. . . among chimpanzees, at least.
Although chimps share meat (such as small monkeys) that they have hunted, mostly to cement alliances, they almost never share the plants they have foraged. The reason seems to be that hunting is risky and strenuous, so sharing says to potential allies, "Lookit this monkey I just killed with my bare hands! I am strong and fit, buddy; wanna join forces?" Sharing some figs you’ve pulled down from a branch falls a bit short in the self-advertising department.
Now scientists are reporting the first-ever observation of wild chimpanzees sharing plant food they have raided from farmers’ fields. And since the lucky recipients of the largesse were sexually-receptive females living in the troop near the village of Boussou in the west African Republic of Guinea, one conclusion leaps to the fore: “We believe the males may be using crop-raids as a way to advertise their prowess to other group-members, especially the opposite sex,” said Kimberley Hockings of the University of Stirling, Scotland. “Such daring behavior certainly seems to be an attractive trait and possessing a sought-after food item, such as papaya, appears to draw even more positive attention from the females."
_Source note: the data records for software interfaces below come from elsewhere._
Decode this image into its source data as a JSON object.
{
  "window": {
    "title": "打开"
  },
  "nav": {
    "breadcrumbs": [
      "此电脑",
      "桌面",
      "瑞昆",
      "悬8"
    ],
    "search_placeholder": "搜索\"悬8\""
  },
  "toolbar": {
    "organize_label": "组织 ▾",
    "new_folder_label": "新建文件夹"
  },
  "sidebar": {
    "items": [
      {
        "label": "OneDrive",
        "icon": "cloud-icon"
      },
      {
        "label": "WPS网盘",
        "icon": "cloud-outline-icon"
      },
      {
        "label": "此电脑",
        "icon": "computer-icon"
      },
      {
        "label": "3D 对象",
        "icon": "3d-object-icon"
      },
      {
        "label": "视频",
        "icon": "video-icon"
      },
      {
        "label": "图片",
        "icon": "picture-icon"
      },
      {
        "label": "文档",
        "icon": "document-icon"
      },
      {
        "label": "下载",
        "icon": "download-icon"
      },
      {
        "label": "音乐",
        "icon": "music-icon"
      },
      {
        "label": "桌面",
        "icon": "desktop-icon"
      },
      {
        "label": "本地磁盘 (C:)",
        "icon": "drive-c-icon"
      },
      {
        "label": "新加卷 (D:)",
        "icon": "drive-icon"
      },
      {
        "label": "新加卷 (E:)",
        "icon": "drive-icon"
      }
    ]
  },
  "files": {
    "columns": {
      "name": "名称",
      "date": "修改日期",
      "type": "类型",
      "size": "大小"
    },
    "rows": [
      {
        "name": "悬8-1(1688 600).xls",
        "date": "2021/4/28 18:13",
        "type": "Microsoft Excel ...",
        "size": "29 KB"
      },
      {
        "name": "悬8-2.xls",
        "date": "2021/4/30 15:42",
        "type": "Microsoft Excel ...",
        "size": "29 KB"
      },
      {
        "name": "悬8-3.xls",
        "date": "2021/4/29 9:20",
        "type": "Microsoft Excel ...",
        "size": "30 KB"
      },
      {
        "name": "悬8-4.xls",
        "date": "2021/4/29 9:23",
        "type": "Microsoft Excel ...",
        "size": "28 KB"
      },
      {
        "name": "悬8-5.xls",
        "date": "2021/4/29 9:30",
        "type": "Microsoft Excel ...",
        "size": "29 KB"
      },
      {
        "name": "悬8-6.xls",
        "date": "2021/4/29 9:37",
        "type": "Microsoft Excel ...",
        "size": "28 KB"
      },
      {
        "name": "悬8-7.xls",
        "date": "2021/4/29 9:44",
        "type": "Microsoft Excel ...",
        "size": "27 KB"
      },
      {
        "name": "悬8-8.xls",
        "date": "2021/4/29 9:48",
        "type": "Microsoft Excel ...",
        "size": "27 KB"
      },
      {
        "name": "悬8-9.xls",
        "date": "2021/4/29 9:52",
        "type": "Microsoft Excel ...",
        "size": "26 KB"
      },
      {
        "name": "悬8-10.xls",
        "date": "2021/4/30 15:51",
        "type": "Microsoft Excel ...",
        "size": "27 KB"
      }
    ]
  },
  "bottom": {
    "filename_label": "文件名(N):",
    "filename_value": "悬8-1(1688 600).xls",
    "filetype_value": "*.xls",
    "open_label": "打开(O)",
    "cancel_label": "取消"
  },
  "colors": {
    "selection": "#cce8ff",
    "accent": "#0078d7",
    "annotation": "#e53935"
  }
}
Adult male chimps raided nearby fields about 22 times a month, pinching papayas, bananas, oranges, rice, maize, cassava and other goodies, the scientists reported Tuesday evening in the online journal PloS ONE. Females and juveniles almost never engaged in agricultural shop-lifting. At least the males had a guilty conscience about their theft: before and during the raids, the chimps exhibited classic signs of nervousness, including a characteristic scratching (OK, if not guilt, maybe the anxiety reflected worries about being caught by the farmers). And they always carried their ill-gotten gains back to the safety of the forest before sharing, the better to escape the wrath of the farmers.
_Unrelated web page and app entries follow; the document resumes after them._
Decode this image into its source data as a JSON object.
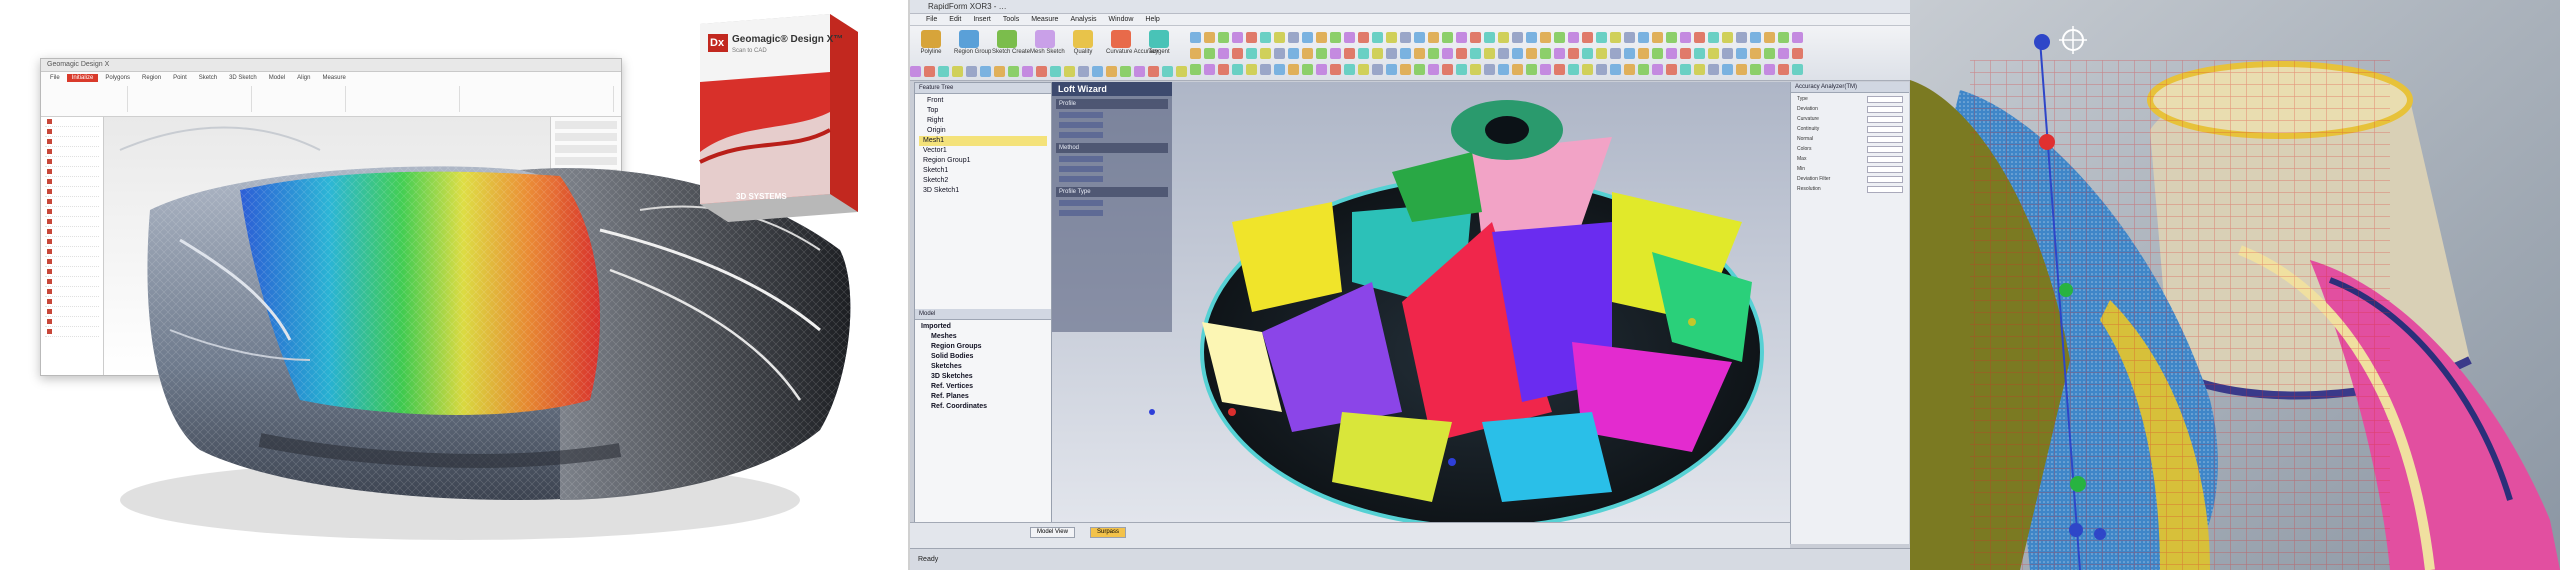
{
  "panel1": {
    "product_box": {
      "logo": "Dx",
      "name": "Geomagic® Design X™",
      "tagline": "Scan to CAD",
      "vendor": "3D SYSTEMS"
    },
    "mini_app": {
      "title": "Geomagic Design X",
      "ribbon_tabs": [
        "File",
        "Initialize",
        "Polygons",
        "Region",
        "Point",
        "Sketch",
        "3D Sketch",
        "Model",
        "Align",
        "Measure"
      ],
      "active_tab": "Initialize"
    },
    "colors": {
      "brand_red": "#d93a2b"
    }
  },
  "panel2": {
    "title": "RapidForm XOR3 - …",
    "menu": [
      "File",
      "Edit",
      "Insert",
      "Tools",
      "Measure",
      "Analysis",
      "Window",
      "Help"
    ],
    "toolbar_buttons": [
      "Polyline",
      "Region Group",
      "Sketch Create",
      "Mesh Sketch",
      "Quality",
      "Curvature Accuracy",
      "Tangent"
    ],
    "tree": [
      "Front",
      "Top",
      "Right",
      "Origin",
      "Mesh1",
      "Vector1",
      "Region Group1",
      "Sketch1",
      "Sketch2",
      "3D Sketch1"
    ],
    "tree2_header": "Model",
    "tree2": [
      "Imported",
      "Meshes",
      "Region Groups",
      "Solid Bodies",
      "Sketches",
      "3D Sketches",
      "Ref. Vertices",
      "Ref. Planes",
      "Ref. Coordinates"
    ],
    "wizard": {
      "title": "Loft Wizard",
      "sections": [
        "Profile",
        "Method",
        "Profile Type"
      ]
    },
    "right_panel": {
      "title": "Accuracy Analyzer(TM)",
      "rows": [
        "Type",
        "Deviation",
        "Curvature",
        "Continuity",
        "Normal",
        "Colors",
        "Max",
        "Min",
        "Deviation Filter",
        "Resolution"
      ]
    },
    "status_tabs": [
      "Model View",
      "Surpass"
    ],
    "active_status_tab": "Surpass",
    "status_text": "Ready"
  },
  "panel3": {}
}
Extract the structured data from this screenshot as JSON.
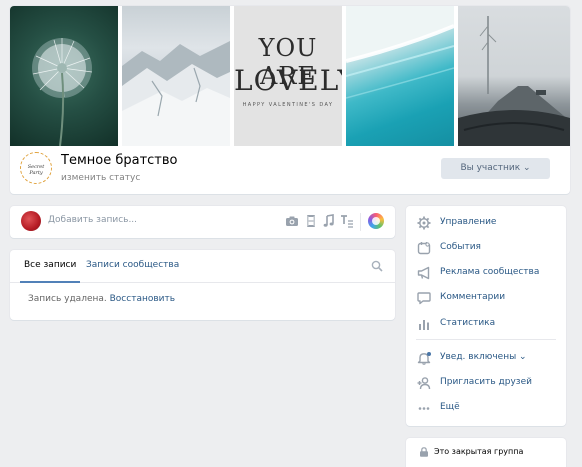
{
  "cover": {
    "photos": [
      {
        "name": "dandelion"
      },
      {
        "name": "snowy-hills"
      },
      {
        "name": "you-are-lovely",
        "text_line1": "YOU ARE",
        "text_line2": "LOVELY",
        "text_line3": "HAPPY VALENTINE'S DAY"
      },
      {
        "name": "ocean-shore"
      },
      {
        "name": "foggy-road"
      }
    ]
  },
  "group": {
    "avatar_text": "Secret Party",
    "name": "Темное братство",
    "status": "изменить статус",
    "member_button": "Вы участник ⌄"
  },
  "composer": {
    "placeholder": "Добавить запись...",
    "tools": [
      "camera-icon",
      "film-icon",
      "music-note-icon",
      "text-format-icon",
      "theme-icon"
    ]
  },
  "wall": {
    "tabs": [
      {
        "label": "Все записи",
        "active": true
      },
      {
        "label": "Записи сообщества",
        "active": false
      }
    ],
    "deleted_text": "Запись удалена.",
    "restore_link": "Восстановить"
  },
  "menu": {
    "items": [
      {
        "label": "Управление",
        "icon": "gear-icon"
      },
      {
        "label": "События",
        "icon": "calendar-icon"
      },
      {
        "label": "Реклама сообщества",
        "icon": "megaphone-icon"
      },
      {
        "label": "Комментарии",
        "icon": "comment-icon"
      },
      {
        "label": "Статистика",
        "icon": "stats-icon"
      },
      {
        "label": "Увед. включены ⌄",
        "icon": "bell-icon"
      },
      {
        "label": "Пригласить друзей",
        "icon": "add-user-icon"
      },
      {
        "label": "Ещё",
        "icon": "more-icon"
      }
    ]
  },
  "closed_group": {
    "label": "Это закрытая группа",
    "icon": "lock-icon"
  },
  "colors": {
    "background": "#edeef0",
    "link": "#2a5885",
    "accent": "#5181b8",
    "icon": "#99a2ad"
  }
}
Males almost never shared with other males, in contrast to their behaviour with meat. That suggests that sharing plant food, even that obtained at some risk, was not enough to advertise a male’s desirability as an alliance partner. Instead, the males shared the crops with females, especially one who was at the peak of her reproductive cycle and who took part in the most “consortships” (in which an adult female and an adult male slip away from others in the community to mate). Interestingly, it was the second-ranking adult male who shared the most with her—accounting for 43 percent of all sharing compared to the alpha male’s 13 percent. That suggests that the beta-male was trying to achieve through food-sharing what he might not have managed through rank.
It worked. Says Hockings, “The male who shared the most food with this female engaged in more consortships with her and received more grooming from her than the other males, even the alpha male. Therefore the male chimpanzees appear to be ‘showing off’ and trading their forbidden fruit for other currencies, that is, ‘food-for-sex and –grooming’.”
As to why the female went along with this, a clue comes from the circumstances under which raided food was shared most often: it was fruit and other crops obtained when the locals were around, and the crops were in exposed locations. By exhibiting such derring-do, the lower-ranking males were able to show off their courage and machismo, which promises to pay off reproductively. The scientists filmed the chimps in action, including footage of an adult male raiding papaya and then sharing it with his would-be conquest.